Find the lines of the listing that contain the string "Ikan", and return them.

◇ ◇ ◇

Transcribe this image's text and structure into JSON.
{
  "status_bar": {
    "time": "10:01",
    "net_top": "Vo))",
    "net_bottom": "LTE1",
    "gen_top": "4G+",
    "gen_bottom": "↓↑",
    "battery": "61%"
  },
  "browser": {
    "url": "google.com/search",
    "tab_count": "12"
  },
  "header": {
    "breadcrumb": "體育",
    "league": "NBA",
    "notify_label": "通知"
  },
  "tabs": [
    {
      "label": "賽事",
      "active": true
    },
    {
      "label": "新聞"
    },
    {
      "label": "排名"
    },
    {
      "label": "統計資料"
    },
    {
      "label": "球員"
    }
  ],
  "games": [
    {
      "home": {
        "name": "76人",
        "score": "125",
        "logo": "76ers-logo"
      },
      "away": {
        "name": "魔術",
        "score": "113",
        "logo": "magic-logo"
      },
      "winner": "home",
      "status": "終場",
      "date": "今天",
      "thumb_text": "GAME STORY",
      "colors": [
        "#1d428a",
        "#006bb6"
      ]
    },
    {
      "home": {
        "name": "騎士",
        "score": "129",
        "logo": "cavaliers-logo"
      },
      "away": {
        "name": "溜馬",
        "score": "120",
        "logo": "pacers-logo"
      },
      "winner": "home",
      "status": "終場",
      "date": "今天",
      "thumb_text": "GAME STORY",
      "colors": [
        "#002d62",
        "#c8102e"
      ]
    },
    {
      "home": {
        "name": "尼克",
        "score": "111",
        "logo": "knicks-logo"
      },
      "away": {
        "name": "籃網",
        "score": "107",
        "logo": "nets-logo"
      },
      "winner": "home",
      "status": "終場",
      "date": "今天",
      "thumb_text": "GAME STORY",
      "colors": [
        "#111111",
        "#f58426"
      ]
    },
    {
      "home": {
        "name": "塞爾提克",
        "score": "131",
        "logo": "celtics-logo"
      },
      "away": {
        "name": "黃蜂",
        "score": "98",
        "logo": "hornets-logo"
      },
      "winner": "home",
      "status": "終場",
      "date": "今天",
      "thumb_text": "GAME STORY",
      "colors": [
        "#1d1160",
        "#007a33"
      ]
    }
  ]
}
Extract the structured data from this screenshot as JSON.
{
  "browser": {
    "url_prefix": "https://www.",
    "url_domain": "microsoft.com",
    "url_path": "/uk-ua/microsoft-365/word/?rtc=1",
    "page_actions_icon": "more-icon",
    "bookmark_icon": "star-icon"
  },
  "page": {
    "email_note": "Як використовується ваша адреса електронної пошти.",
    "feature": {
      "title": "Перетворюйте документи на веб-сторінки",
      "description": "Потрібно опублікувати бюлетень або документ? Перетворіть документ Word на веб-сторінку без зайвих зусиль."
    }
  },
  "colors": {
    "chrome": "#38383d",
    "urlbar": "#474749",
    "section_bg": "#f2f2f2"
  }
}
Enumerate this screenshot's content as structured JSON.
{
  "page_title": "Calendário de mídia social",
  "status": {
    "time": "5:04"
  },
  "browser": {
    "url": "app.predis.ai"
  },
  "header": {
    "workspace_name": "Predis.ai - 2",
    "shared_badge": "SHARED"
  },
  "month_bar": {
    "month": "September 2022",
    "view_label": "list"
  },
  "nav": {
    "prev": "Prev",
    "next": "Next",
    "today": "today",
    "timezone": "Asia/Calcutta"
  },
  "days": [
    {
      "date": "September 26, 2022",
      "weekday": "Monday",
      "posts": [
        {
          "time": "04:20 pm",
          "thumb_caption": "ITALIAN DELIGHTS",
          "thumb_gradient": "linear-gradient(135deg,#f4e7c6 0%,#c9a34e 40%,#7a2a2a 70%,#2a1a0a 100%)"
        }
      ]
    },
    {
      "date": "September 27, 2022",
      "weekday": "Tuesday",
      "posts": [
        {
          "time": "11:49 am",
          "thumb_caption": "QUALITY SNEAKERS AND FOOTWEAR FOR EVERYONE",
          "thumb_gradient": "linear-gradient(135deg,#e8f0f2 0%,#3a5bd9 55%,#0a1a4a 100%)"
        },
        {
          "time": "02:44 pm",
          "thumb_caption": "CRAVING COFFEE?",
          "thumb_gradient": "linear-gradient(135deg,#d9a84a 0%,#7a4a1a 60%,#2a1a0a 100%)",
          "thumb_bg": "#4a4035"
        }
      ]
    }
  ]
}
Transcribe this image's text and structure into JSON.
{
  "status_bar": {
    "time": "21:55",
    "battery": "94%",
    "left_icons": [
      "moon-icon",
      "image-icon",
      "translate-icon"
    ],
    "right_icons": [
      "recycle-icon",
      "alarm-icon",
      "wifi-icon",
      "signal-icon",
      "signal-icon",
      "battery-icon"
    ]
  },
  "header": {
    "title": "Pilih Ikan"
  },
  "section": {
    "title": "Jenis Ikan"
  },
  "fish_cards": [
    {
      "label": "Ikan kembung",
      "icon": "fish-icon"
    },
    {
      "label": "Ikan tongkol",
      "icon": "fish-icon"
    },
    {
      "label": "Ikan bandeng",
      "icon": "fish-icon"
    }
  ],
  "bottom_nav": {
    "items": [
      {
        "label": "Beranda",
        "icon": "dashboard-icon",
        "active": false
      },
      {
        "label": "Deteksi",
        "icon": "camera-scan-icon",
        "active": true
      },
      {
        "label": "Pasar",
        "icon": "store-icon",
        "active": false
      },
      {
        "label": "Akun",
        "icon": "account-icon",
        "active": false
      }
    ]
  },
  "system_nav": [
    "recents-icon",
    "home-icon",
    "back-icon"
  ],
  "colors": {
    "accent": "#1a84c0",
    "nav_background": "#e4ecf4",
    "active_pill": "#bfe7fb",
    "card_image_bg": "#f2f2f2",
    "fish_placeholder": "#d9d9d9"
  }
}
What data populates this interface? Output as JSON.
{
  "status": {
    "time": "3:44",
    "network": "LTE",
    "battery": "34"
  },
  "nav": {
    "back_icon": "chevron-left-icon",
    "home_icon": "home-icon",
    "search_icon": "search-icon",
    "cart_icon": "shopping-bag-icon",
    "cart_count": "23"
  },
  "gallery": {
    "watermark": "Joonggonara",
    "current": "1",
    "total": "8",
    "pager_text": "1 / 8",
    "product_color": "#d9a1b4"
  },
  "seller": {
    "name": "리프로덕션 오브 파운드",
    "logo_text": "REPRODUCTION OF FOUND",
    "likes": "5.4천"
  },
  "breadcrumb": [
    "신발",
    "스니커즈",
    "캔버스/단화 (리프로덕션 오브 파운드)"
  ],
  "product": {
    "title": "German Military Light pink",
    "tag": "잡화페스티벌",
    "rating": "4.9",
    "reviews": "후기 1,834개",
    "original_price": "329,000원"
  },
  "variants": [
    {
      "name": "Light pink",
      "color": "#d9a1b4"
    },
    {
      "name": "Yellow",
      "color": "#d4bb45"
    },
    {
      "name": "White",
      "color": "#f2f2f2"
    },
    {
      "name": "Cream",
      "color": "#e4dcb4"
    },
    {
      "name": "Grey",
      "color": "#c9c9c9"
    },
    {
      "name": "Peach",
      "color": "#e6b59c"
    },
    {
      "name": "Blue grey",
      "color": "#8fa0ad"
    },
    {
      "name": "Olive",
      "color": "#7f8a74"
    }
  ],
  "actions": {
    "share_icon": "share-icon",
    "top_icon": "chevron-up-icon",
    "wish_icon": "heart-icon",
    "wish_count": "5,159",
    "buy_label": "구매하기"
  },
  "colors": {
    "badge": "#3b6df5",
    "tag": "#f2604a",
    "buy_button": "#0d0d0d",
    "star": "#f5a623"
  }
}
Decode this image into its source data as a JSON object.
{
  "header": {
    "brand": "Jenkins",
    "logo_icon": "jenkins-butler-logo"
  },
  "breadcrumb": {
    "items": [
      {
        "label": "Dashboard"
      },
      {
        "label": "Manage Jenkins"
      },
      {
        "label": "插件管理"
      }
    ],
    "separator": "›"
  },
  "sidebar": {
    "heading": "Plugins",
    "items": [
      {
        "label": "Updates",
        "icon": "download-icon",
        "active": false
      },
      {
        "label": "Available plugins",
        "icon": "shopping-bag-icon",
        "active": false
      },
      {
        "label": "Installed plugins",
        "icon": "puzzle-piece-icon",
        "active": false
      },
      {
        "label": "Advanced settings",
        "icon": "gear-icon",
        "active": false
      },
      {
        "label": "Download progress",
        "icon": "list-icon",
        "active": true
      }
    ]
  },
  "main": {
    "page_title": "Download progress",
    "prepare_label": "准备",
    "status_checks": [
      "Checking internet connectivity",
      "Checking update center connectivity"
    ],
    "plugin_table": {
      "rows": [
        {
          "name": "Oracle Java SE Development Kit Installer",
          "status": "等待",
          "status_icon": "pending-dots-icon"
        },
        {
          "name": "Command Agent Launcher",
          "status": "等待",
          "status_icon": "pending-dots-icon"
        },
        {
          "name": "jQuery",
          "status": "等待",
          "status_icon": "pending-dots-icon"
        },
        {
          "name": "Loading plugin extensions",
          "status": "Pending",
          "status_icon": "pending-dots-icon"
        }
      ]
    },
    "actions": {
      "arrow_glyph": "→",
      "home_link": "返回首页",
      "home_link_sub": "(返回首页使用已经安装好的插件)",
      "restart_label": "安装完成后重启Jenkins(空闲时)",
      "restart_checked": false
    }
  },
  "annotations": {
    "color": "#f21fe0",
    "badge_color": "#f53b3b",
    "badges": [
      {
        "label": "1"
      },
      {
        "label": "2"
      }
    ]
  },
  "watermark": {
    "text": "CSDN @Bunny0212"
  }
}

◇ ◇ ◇

=== EXERCISE OUTPUT ===
    "title": "Pilih Ikan"
    "title": "Jenis Ikan"
      "label": "Ikan kembung",
      "label": "Ikan tongkol",
      "label": "Ikan bandeng",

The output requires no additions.